#### [Input records]
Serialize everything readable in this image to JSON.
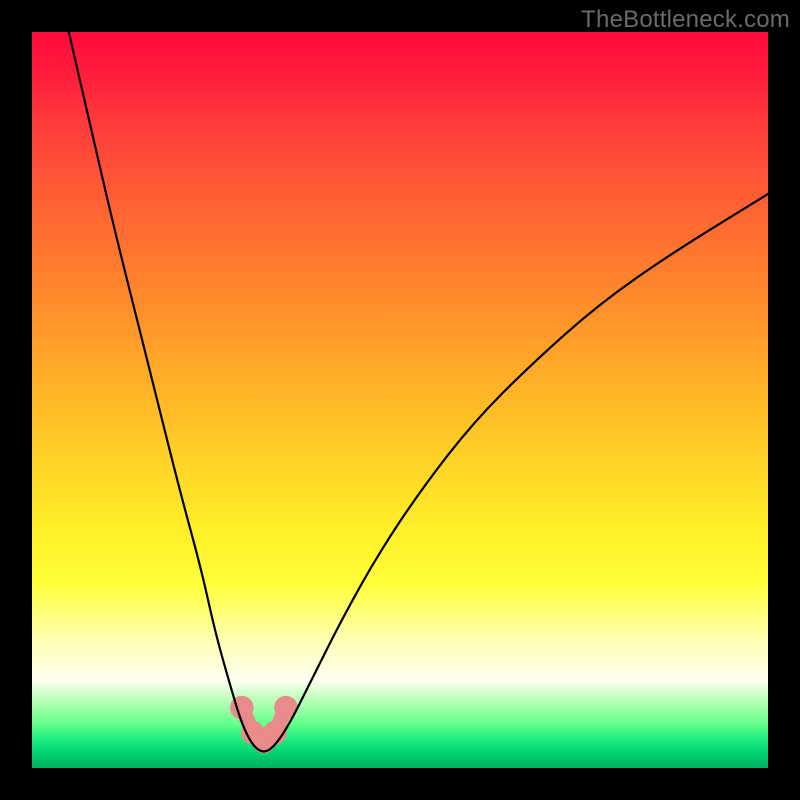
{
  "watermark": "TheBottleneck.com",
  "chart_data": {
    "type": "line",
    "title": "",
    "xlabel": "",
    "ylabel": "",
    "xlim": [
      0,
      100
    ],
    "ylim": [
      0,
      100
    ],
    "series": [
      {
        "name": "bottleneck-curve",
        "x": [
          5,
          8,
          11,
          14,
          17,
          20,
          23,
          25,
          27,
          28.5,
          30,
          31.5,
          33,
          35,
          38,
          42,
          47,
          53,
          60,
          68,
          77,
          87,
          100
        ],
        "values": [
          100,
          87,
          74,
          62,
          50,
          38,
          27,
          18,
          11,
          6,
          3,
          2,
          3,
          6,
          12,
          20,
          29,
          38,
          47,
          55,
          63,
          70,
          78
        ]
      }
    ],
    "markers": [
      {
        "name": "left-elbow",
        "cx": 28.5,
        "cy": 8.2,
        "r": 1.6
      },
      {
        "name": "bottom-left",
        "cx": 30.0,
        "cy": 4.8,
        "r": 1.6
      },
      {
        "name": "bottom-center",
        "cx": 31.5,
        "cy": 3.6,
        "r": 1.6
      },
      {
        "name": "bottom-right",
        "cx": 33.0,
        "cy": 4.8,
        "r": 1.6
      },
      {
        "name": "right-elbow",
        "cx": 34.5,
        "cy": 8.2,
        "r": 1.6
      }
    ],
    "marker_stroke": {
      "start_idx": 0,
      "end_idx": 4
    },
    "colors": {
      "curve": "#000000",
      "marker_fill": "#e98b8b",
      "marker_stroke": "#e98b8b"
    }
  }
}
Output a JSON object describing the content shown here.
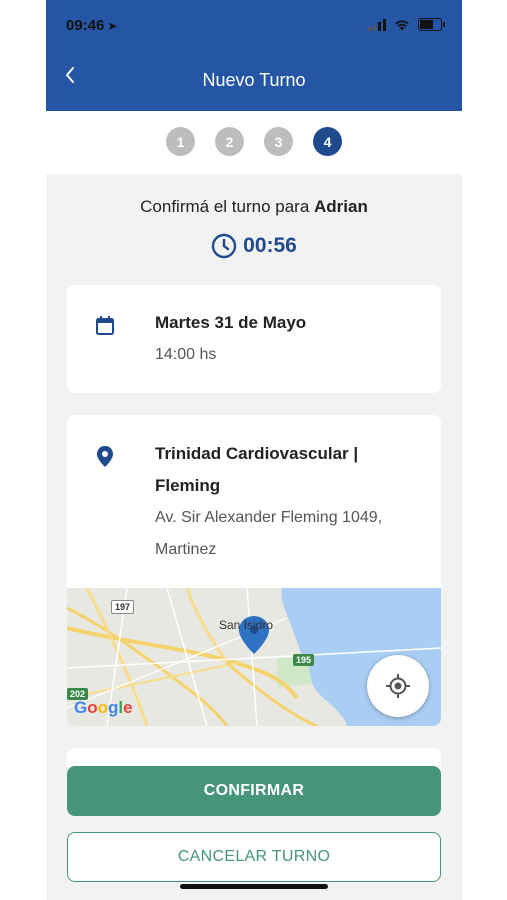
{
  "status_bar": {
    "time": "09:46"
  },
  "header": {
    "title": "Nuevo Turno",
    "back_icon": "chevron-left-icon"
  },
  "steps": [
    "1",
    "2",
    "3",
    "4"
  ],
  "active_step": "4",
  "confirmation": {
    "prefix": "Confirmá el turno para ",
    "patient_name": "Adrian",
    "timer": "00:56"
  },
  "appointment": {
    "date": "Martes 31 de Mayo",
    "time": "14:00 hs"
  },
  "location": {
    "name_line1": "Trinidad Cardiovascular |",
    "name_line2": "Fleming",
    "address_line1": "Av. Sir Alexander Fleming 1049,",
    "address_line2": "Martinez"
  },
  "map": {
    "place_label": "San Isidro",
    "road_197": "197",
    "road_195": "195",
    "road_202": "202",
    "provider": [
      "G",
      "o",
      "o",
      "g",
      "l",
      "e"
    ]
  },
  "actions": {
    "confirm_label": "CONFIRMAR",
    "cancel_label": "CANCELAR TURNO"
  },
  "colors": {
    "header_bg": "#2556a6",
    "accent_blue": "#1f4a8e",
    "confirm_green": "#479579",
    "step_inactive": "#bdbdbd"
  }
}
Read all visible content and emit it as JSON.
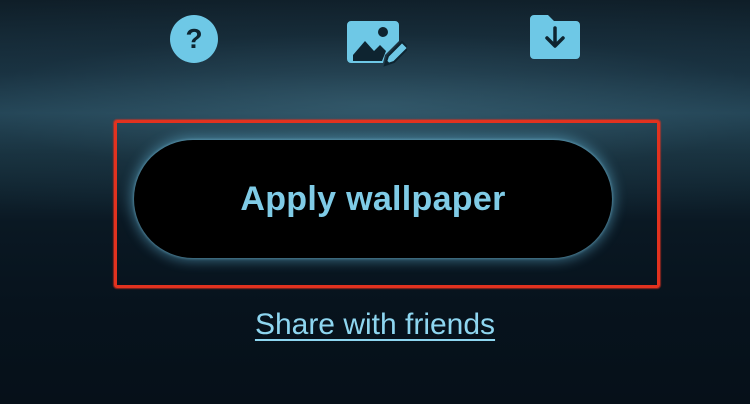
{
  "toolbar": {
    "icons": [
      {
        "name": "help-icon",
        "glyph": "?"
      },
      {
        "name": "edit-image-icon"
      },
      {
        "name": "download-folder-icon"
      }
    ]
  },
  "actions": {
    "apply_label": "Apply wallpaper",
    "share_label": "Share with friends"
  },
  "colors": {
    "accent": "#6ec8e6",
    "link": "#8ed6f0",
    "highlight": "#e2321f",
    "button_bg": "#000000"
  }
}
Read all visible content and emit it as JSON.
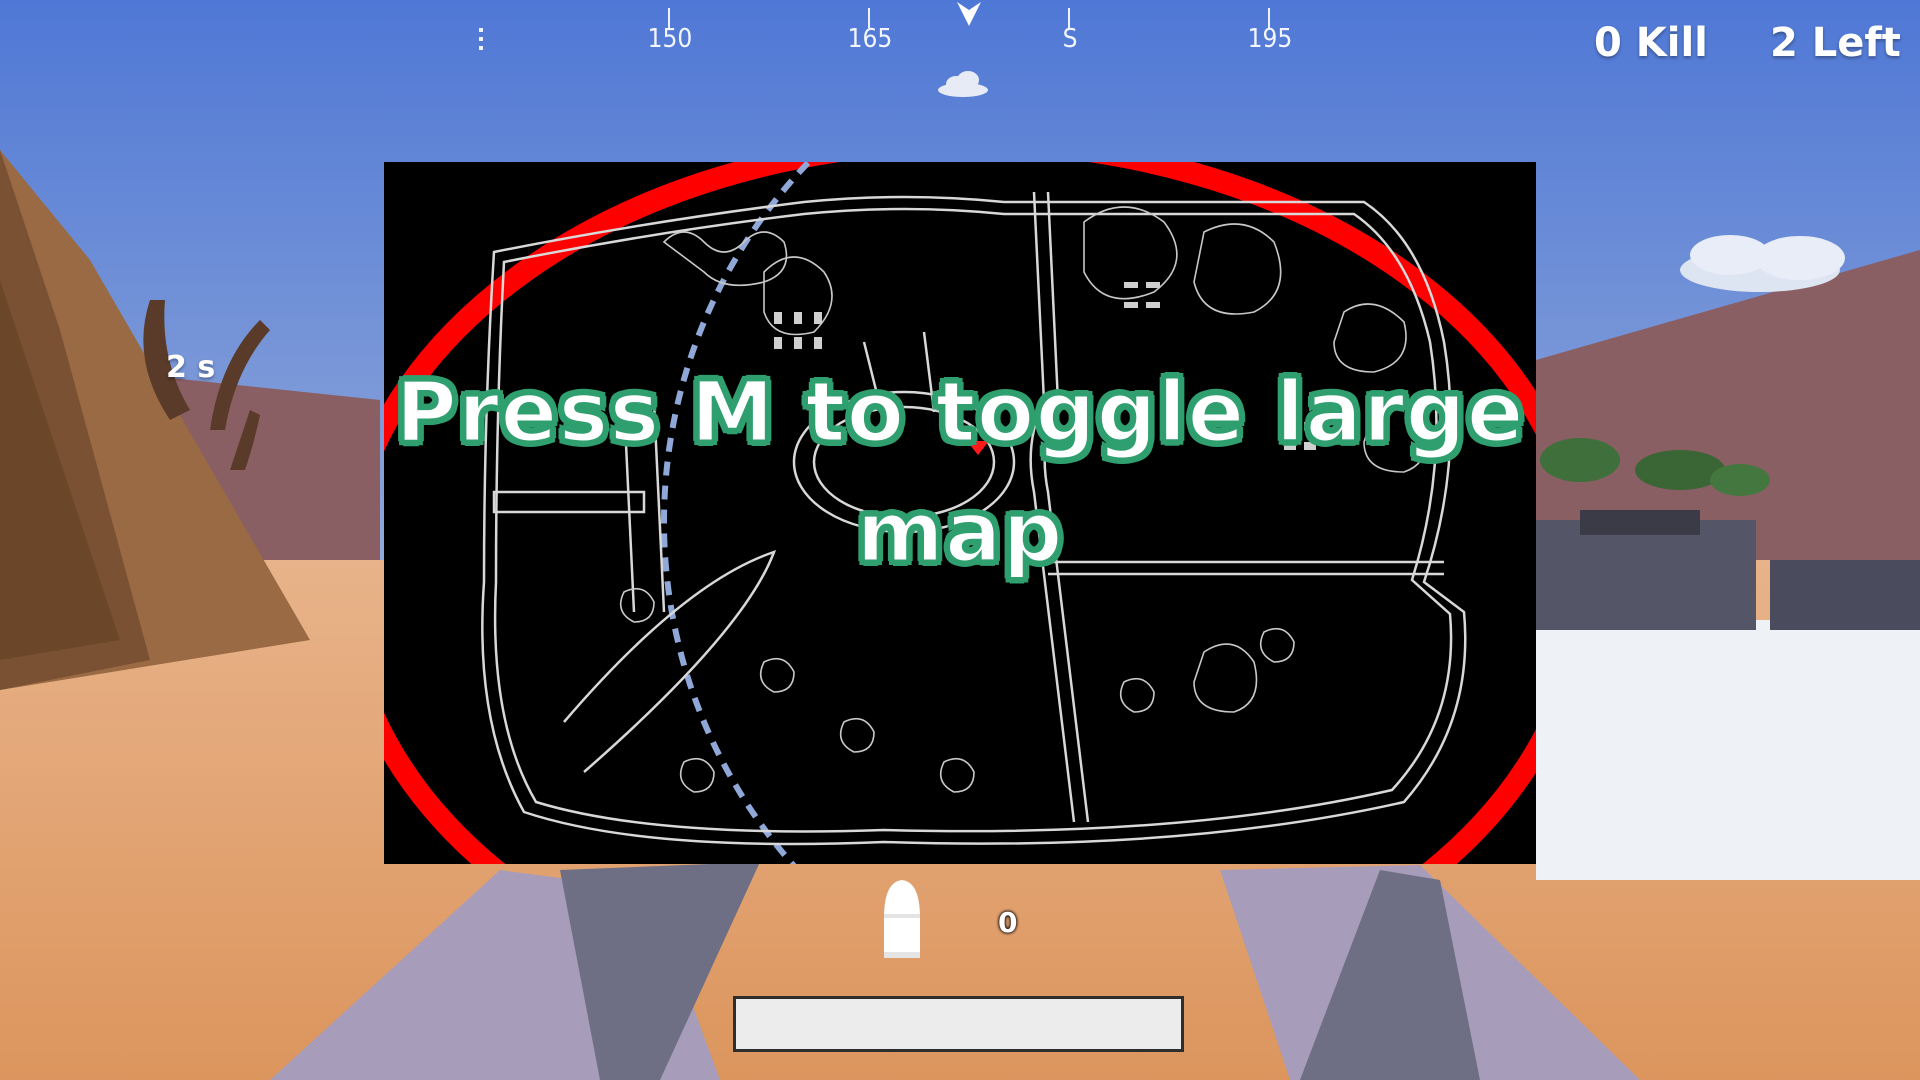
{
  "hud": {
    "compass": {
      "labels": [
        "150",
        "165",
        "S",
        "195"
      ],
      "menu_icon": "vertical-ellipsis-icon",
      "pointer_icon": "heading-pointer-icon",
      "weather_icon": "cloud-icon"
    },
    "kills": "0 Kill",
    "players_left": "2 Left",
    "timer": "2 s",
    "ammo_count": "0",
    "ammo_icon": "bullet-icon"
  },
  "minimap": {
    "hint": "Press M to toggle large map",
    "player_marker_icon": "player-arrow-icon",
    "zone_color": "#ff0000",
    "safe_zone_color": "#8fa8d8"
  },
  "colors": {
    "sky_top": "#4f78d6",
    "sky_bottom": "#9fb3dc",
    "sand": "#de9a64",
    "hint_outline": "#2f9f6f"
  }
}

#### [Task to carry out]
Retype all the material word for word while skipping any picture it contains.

#### [Your response]
Serialize everything readable in this image to JSON.
{
  "watermark": "TheBottleneck.com",
  "chart_data": {
    "type": "line",
    "title": "",
    "xlabel": "",
    "ylabel": "",
    "xlim": [
      0,
      100
    ],
    "ylim": [
      0,
      100
    ],
    "series": [
      {
        "name": "bottleneck-curve",
        "x": [
          5,
          8,
          11,
          14,
          17,
          20,
          23,
          25,
          27,
          28.5,
          30,
          31.5,
          33,
          35,
          38,
          42,
          47,
          53,
          60,
          68,
          77,
          87,
          100
        ],
        "values": [
          100,
          87,
          74,
          62,
          50,
          38,
          27,
          18,
          11,
          6,
          3,
          2,
          3,
          6,
          12,
          20,
          29,
          38,
          47,
          55,
          63,
          70,
          78
        ]
      }
    ],
    "markers": [
      {
        "name": "left-elbow",
        "cx": 28.5,
        "cy": 8.2,
        "r": 1.6
      },
      {
        "name": "bottom-left",
        "cx": 30.0,
        "cy": 4.8,
        "r": 1.6
      },
      {
        "name": "bottom-center",
        "cx": 31.5,
        "cy": 3.6,
        "r": 1.6
      },
      {
        "name": "bottom-right",
        "cx": 33.0,
        "cy": 4.8,
        "r": 1.6
      },
      {
        "name": "right-elbow",
        "cx": 34.5,
        "cy": 8.2,
        "r": 1.6
      }
    ],
    "marker_stroke": {
      "start_idx": 0,
      "end_idx": 4
    },
    "colors": {
      "curve": "#000000",
      "marker_fill": "#e98b8b",
      "marker_stroke": "#e98b8b"
    }
  }
}
Output a JSON object describing the content shown here.
{
  "status_bar": {
    "time": "09:46"
  },
  "header": {
    "title": "Nuevo Turno",
    "back_icon": "chevron-left-icon"
  },
  "steps": [
    "1",
    "2",
    "3",
    "4"
  ],
  "active_step": "4",
  "confirmation": {
    "prefix": "Confirmá el turno para ",
    "patient_name": "Adrian",
    "timer": "00:56"
  },
  "appointment": {
    "date": "Martes 31 de Mayo",
    "time": "14:00 hs"
  },
  "location": {
    "name_line1": "Trinidad Cardiovascular |",
    "name_line2": "Fleming",
    "address_line1": "Av. Sir Alexander Fleming 1049,",
    "address_line2": "Martinez"
  },
  "map": {
    "place_label": "San Isidro",
    "road_197": "197",
    "road_195": "195",
    "road_202": "202",
    "provider": [
      "G",
      "o",
      "o",
      "g",
      "l",
      "e"
    ]
  },
  "actions": {
    "confirm_label": "CONFIRMAR",
    "cancel_label": "CANCELAR TURNO"
  },
  "colors": {
    "header_bg": "#2556a6",
    "accent_blue": "#1f4a8e",
    "confirm_green": "#479579",
    "step_inactive": "#bdbdbd"
  }
}
Read all visible content and emit it as JSON.
{
  "toolbar": {
    "icons": [
      {
        "name": "help-icon",
        "glyph": "?"
      },
      {
        "name": "edit-image-icon"
      },
      {
        "name": "download-folder-icon"
      }
    ]
  },
  "actions": {
    "apply_label": "Apply wallpaper",
    "share_label": "Share with friends"
  },
  "colors": {
    "accent": "#6ec8e6",
    "link": "#8ed6f0",
    "highlight": "#e2321f",
    "button_bg": "#000000"
  }
}
Read all visible content and emit it as JSON.
{
  "hud": {
    "compass": {
      "labels": [
        "150",
        "165",
        "S",
        "195"
      ],
      "menu_icon": "vertical-ellipsis-icon",
      "pointer_icon": "heading-pointer-icon",
      "weather_icon": "cloud-icon"
    },
    "kills": "0 Kill",
    "players_left": "2 Left",
    "timer": "2 s",
    "ammo_count": "0",
    "ammo_icon": "bullet-icon"
  },
  "minimap": {
    "hint": "Press M to toggle large map",
    "player_marker_icon": "player-arrow-icon",
    "zone_color": "#ff0000",
    "safe_zone_color": "#8fa8d8"
  },
  "colors": {
    "sky_top": "#4f78d6",
    "sky_bottom": "#9fb3dc",
    "sand": "#de9a64",
    "hint_outline": "#2f9f6f"
  }
}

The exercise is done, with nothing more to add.